(Interface dataset entries)
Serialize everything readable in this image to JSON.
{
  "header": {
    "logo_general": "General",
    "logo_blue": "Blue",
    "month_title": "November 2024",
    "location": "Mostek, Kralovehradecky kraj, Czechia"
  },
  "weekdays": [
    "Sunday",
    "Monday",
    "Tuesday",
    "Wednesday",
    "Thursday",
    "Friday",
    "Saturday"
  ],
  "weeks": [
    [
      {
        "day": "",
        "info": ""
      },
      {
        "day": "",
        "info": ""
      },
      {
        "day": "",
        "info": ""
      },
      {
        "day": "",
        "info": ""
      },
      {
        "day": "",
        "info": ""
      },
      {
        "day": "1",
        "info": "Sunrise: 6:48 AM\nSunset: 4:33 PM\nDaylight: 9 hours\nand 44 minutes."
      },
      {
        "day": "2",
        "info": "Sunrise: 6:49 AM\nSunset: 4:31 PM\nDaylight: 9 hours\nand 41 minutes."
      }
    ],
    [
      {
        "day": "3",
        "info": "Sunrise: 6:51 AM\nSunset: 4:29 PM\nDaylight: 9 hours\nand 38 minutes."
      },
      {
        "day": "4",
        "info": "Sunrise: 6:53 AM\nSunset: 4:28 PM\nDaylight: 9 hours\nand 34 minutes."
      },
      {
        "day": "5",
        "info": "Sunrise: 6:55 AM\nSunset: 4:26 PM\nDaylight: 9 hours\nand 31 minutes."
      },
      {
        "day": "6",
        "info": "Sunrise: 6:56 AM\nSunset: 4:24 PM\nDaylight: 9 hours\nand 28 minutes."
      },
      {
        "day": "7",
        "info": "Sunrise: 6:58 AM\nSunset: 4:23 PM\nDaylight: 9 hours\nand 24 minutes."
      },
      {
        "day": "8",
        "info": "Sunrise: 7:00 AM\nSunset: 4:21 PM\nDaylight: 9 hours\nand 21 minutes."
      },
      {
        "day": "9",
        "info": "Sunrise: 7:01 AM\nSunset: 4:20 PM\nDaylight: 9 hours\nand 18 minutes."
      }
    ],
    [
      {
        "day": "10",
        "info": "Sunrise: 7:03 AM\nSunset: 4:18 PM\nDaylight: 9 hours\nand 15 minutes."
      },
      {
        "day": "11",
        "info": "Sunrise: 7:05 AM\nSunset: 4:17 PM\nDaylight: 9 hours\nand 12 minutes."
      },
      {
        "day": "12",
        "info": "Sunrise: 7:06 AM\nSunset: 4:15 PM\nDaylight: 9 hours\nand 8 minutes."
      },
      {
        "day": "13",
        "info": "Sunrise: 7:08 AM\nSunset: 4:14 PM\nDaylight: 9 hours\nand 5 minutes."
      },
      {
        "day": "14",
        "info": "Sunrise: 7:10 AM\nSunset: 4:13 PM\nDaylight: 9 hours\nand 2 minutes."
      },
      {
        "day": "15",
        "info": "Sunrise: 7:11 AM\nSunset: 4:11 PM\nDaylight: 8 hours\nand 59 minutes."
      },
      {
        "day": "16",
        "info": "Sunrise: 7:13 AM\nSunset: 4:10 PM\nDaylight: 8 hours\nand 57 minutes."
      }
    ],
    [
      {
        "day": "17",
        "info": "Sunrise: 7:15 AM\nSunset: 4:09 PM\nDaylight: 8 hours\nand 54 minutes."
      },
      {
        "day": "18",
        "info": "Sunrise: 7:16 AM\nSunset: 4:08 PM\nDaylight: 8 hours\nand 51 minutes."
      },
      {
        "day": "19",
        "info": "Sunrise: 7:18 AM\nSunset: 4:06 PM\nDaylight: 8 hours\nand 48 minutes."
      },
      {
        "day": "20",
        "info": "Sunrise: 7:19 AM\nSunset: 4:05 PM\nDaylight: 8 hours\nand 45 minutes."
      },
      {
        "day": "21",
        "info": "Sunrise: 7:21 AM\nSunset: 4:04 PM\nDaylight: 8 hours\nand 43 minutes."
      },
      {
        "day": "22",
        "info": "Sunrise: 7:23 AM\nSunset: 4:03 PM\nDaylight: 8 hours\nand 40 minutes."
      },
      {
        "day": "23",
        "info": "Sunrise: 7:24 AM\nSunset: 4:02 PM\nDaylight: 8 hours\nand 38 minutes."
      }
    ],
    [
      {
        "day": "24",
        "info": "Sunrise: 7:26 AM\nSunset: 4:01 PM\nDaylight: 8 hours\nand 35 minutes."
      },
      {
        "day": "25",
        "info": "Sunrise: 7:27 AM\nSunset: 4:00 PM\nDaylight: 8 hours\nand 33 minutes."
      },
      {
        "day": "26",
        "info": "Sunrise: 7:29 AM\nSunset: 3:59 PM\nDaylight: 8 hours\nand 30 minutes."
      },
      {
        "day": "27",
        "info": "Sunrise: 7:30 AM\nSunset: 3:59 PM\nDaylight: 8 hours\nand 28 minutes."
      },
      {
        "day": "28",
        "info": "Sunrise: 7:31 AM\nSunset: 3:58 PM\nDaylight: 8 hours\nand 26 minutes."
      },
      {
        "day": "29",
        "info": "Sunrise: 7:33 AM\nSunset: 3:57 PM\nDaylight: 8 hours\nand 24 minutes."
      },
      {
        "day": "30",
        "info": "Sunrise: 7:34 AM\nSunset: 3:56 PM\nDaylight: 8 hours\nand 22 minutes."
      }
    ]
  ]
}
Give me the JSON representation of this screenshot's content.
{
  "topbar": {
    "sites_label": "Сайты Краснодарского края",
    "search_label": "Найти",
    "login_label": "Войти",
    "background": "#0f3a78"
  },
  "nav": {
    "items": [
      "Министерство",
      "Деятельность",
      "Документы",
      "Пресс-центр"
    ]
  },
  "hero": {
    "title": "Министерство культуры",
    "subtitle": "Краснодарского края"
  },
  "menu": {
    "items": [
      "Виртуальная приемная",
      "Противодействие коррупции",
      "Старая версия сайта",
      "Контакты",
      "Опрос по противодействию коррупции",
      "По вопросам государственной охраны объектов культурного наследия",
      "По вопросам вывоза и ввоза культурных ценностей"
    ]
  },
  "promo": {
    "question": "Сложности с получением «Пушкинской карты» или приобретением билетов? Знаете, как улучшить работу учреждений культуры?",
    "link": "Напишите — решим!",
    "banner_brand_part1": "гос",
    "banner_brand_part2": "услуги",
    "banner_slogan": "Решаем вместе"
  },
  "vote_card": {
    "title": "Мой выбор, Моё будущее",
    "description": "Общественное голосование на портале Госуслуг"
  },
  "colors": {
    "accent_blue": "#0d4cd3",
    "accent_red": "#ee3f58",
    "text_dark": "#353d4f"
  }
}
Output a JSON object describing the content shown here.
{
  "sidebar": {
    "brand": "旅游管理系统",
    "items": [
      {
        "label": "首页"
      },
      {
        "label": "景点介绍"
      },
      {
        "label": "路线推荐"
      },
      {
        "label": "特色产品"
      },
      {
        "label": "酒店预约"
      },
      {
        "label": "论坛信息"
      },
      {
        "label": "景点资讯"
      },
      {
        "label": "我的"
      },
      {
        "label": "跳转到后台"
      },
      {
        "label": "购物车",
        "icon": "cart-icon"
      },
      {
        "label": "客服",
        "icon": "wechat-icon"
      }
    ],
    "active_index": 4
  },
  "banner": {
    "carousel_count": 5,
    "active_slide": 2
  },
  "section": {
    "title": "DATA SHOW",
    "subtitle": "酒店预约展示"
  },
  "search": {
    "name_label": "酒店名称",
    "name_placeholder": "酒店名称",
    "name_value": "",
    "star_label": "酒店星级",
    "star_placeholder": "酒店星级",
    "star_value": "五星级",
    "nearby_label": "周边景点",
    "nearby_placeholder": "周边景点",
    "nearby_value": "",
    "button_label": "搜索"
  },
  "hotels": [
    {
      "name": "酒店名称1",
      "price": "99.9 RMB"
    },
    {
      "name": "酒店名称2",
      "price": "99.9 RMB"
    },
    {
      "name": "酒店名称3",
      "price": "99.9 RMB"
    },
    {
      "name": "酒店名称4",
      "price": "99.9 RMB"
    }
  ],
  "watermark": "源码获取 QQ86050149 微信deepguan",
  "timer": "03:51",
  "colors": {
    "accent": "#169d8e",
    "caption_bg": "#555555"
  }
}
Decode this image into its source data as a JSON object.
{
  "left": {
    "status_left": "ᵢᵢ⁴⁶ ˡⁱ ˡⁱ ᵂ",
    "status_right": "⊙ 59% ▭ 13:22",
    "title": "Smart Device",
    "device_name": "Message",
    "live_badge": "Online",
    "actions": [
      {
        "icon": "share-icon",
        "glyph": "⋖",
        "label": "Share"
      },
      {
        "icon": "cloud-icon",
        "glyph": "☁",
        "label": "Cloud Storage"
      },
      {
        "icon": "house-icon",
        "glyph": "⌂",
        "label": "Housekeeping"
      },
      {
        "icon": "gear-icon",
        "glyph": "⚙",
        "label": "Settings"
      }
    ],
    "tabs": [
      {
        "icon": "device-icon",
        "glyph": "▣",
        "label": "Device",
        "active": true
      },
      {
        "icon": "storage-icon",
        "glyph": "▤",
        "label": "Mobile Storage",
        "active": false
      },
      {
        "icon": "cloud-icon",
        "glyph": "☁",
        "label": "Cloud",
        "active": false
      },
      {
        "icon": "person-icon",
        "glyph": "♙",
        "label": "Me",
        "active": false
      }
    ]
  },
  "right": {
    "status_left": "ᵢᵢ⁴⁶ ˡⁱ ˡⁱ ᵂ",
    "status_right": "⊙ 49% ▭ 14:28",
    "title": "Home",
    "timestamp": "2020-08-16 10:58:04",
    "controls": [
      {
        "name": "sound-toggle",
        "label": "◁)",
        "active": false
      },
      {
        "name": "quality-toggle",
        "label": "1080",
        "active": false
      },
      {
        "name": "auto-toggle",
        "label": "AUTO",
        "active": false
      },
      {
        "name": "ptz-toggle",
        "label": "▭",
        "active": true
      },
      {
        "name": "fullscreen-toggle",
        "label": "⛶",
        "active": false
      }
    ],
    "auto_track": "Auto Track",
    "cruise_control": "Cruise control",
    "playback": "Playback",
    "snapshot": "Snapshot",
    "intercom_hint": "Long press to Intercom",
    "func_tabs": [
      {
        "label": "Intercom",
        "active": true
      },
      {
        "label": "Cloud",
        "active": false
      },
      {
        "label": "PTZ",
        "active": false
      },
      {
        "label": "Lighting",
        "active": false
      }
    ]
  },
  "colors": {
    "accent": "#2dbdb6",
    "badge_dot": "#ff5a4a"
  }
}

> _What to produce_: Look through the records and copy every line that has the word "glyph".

> _Written solution_:
        "glyph": "⋖",
        "glyph": "☁",
        "glyph": "⌂",
        "glyph": "⚙",
        "glyph": "▣",
        "glyph": "▤",
        "glyph": "☁",
        "glyph": "♙",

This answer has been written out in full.